Then there was Rangers defenseman Stu Bickel, who was stapled to the bench in overtime and played only three shifts totaling 3:24 in the entire game.
The teams combined for 81 blocked shots, with McDonagh's eight leading the way. Gaborik, Wideman and Alex Ovechkin each attempted 14 shots on goal -- Gaborik's seventh shot on goal was the difference.
Matt Hendricks had a game-high 11 hits.
There were 96 faceoffs.
Quick's reflexes and Kopitar's quick stick
The Kings held a 2-1 lead with just under 10 minutes left in Game 4 when Anze Kopitar and Jonathan Quick teamed up to make the save of the series to preserve the advantage and the opportunity to sweep the St. Louis Blues.
Andy McDonald brought the puck into the zone and crossed into the right circle before moving the puck to Kris Russell, who was cutting down the middle of the zone. Russell fired on net with David Perron in front and Alex Pietrangelo crashing from the right side.
Quick made the initial save on Russell's high shot, but Perron got a good piece of the rebound on a turnaround play. However, this is where Kopitar comes into the play. Perron's shot actually got past Quick's outstretched left arm, but Kopitar got his stick in before Pietrangelo's and shoved the puck back underneath Quick's left armpit.

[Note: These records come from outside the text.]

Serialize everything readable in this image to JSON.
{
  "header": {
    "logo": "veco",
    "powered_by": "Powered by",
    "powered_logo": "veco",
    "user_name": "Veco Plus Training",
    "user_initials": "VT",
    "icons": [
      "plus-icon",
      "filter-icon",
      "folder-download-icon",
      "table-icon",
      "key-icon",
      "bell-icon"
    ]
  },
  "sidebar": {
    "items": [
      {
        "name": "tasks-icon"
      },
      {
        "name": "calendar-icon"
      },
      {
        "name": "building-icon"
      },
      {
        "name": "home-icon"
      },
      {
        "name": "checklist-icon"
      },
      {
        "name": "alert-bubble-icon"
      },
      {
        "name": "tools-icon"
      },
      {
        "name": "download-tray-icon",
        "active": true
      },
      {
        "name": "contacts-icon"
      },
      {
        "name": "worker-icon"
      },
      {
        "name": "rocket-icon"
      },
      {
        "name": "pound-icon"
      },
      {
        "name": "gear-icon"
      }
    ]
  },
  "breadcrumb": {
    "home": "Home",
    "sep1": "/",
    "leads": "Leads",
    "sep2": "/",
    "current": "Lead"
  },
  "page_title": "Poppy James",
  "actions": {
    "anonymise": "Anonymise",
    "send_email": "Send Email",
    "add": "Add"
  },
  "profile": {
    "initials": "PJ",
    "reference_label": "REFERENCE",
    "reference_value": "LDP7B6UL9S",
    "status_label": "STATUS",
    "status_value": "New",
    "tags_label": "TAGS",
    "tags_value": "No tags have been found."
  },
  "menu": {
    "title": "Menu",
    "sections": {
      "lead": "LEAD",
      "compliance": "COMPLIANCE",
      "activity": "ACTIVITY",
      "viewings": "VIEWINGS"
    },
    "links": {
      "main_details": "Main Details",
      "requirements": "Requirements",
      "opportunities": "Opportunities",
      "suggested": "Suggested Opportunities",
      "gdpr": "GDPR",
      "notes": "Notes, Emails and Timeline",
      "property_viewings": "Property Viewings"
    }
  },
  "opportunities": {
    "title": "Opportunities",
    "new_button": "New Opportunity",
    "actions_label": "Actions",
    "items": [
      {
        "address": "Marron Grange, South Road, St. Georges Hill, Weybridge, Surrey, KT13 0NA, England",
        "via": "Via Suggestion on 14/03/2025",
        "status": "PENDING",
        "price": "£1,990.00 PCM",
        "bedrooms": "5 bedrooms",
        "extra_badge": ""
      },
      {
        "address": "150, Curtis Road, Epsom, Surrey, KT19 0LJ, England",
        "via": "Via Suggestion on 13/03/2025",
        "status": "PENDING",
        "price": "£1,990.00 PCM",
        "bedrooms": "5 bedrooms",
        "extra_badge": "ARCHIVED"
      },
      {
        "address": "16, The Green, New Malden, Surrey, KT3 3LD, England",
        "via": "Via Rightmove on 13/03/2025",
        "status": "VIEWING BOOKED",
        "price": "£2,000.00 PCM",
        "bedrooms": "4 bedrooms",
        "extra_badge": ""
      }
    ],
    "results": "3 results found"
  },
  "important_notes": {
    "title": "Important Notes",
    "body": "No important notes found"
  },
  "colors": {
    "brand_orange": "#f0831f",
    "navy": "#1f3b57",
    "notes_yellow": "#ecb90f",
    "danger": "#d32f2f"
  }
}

If Kopitar didn't get his stick in, Pietrangelo would have been able to knock the puck into the wide-open net to tie the game and perhaps change the way the series ended, or at least how quickly it ended.
Talk about teamwork and helping out your goaltender.
Devils flip the switch, never look back
The Devils were down a game and a goal heading into the third period of Game 2 in Philadelphia. They had to turn it around right then and there or they likely would have become the fodder that everyone anticipated they would be in the Eastern Conference Semifinals.
Four goals in a matter of 14:06 did the trick.
The Devils' rout of the Flyers started with 19-year-old rookie Adam Larsson, who was playing his first career playoff game, firing a wrist shot from the right circle past Ilya Bryzgalov 3:08 into the third period to tie Game 2 at 1-1. David Clarkson scored just over eight minutes later and Travis Zajac quickly followed with a goal of his own.
With Bryzgalov out of the net early, Bryce Salvador capped the scoring with an empty-net goal at 17:09.
New Jersey still had to win Game 3 in overtime to take a series lead, but that dominating third period in Game 2 stole the momentum.
Hanzal grows up
There are only a few players in the NHL as big as 6-foot-6, 240-pound Phoenix center Martin Hanzal. Similarly, there are only a few players still alive in this postseason that are playing as big as the Coyotes' towering pivot.
Hanzal came alive against Nashville in the same way that teammate Mikkel Boedker did against Chicago. He finished with four points, none bigger than his game-winning and series-clinching goal in Game 5 at Jobing.com Arena.
Hanzal blazed into the zone, received a pass off the right-wing wall from Kyle Chipchura, took a step and fired a wrist shot that beat Nashville goalie Pekka Rinne to give the Coyotes a 2-0 lead with 4:51 to play in the second period.
Nashville got one back with Colin Wilson's goal late in the third period, but couldn't get the equalizer to Hanzal's second goal of the series and third of the playoffs in order to stave off elimination.
Hanzal also won the right-circle faceoff that directly led to Ray Whitney's overtime winner in Game 1, and he had a goal and an assist in the Coyotes' 5-3 win in Game 2.
Follow Dan Rosen on Twitter at: @drosennhl